Major Bassett hires James Sterling to survey and report on the land in and around Detroit.
The Quebec Act is passed by British Parliament, placing all settlements in the west under English law for criminal matters and old French provincial law for civil matters.
|1775||(April) Detroit is annexed to Quebec.|
|1775||(April) The Revolutionary War begins with the Battle of Lexington.|
|1775||(June) Governo-general (Canada) Guy Carleton declares martial law in the area around the upper Great Lakes.|
|1778||(October?) Thomas Williams succeeds Philip Dejan as justice of the peace at Fort Detroit. He was officially commissioned by authorities in Quebec in 1779.|
Paul Joseph le Moine dies in Tours.
Captain Lernoult is promote to major.
Major Lernoult is ordered to Niagara. Colonel Arent Schuyler de Peyster becomes commandant.
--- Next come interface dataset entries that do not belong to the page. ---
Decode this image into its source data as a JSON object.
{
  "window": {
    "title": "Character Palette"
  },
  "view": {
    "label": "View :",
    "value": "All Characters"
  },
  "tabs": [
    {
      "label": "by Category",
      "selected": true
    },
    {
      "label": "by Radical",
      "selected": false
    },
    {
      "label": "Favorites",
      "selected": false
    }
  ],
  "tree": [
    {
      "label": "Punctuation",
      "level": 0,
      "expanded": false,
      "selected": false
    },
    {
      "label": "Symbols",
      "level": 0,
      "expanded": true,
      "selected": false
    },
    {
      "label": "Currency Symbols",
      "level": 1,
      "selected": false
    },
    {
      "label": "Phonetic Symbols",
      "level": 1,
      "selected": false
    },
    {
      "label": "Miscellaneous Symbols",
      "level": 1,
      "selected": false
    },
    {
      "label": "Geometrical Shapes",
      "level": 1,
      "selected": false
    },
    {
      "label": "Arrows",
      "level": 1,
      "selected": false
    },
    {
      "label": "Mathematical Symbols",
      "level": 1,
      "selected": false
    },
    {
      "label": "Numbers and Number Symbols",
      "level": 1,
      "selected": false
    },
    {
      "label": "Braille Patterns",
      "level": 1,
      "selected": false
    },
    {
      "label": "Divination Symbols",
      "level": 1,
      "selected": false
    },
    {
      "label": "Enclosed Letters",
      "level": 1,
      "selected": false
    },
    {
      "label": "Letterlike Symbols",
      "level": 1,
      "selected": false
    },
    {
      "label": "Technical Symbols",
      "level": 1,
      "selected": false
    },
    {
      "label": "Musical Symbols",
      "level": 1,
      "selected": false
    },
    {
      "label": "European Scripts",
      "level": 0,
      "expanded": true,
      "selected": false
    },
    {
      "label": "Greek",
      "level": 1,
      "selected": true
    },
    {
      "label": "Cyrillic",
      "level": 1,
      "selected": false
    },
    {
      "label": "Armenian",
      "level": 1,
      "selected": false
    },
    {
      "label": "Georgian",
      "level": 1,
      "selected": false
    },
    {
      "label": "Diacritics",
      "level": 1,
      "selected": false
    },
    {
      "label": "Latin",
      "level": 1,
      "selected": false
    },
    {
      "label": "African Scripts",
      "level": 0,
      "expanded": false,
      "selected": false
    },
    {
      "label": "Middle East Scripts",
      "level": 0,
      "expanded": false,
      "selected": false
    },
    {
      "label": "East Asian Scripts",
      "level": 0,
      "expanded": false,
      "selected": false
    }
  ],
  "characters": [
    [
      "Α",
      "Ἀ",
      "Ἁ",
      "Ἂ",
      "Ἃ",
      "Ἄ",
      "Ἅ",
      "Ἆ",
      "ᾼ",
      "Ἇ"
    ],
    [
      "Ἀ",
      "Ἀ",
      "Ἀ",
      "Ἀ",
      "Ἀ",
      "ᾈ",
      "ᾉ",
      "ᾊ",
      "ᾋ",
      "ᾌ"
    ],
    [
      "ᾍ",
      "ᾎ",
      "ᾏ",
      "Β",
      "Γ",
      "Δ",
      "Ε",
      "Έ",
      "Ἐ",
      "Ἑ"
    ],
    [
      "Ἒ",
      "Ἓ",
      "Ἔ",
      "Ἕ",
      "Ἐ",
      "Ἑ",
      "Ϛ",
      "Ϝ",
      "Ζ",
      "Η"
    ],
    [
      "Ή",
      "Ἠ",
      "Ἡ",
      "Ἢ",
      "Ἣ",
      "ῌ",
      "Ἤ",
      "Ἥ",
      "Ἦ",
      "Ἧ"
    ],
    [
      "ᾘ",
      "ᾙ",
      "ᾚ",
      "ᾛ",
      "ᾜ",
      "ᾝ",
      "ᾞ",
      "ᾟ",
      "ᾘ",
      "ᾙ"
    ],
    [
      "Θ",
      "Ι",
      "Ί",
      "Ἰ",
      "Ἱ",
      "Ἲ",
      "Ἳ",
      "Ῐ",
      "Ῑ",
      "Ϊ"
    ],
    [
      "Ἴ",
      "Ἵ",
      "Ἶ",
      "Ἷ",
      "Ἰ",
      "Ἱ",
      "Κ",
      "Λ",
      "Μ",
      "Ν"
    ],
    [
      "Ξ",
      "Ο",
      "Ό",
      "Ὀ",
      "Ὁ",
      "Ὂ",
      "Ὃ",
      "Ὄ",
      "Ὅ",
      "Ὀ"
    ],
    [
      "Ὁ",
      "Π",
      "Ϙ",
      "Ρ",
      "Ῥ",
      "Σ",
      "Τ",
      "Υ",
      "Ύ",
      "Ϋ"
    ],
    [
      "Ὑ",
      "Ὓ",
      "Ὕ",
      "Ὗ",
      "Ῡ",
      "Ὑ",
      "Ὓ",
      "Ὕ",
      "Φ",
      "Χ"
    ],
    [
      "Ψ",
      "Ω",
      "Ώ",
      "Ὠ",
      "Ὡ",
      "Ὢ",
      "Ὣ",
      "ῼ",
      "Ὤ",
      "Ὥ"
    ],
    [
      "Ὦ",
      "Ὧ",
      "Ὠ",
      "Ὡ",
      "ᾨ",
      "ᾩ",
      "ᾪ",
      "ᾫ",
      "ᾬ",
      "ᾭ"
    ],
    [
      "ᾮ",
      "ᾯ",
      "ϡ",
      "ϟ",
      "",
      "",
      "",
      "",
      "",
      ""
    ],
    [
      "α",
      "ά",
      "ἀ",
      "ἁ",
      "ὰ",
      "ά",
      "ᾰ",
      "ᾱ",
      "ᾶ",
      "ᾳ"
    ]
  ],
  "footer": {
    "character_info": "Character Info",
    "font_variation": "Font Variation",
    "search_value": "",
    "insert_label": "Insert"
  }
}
|1784||(Spring) Colonel de Peyster leaves Detroit. Major William Ancrum replaces him as military commandant.|
Jehu Hay arrived in Detroit as the post's last lieutenant-governor.
Captain Thomas Bennett writes Colonel de Peyster seeking his helping in securing an appointment as commandant of Fort Detroit.
Jehu Hay dies in Detroit.
|1786||Captain Thomas Bennett becomes commandant of Fort Detroit.|
|1787||Captain Robert Matthews becomes commandant of Fort Detroit.|
|1788||(Date not firm) Major Patrick Murray became commandant of Fort Detroit.|
|1790||Major John Smith becomes commandant of Fort Detroit.|
|1792||(a) William Claus briefly serves as commandant at Fort Detroit.|
|1792||(summer) Captan Richard England becomes commandant of Fort Detroit. He is the last commandant under British rule.|
American forces take over command of Detroit.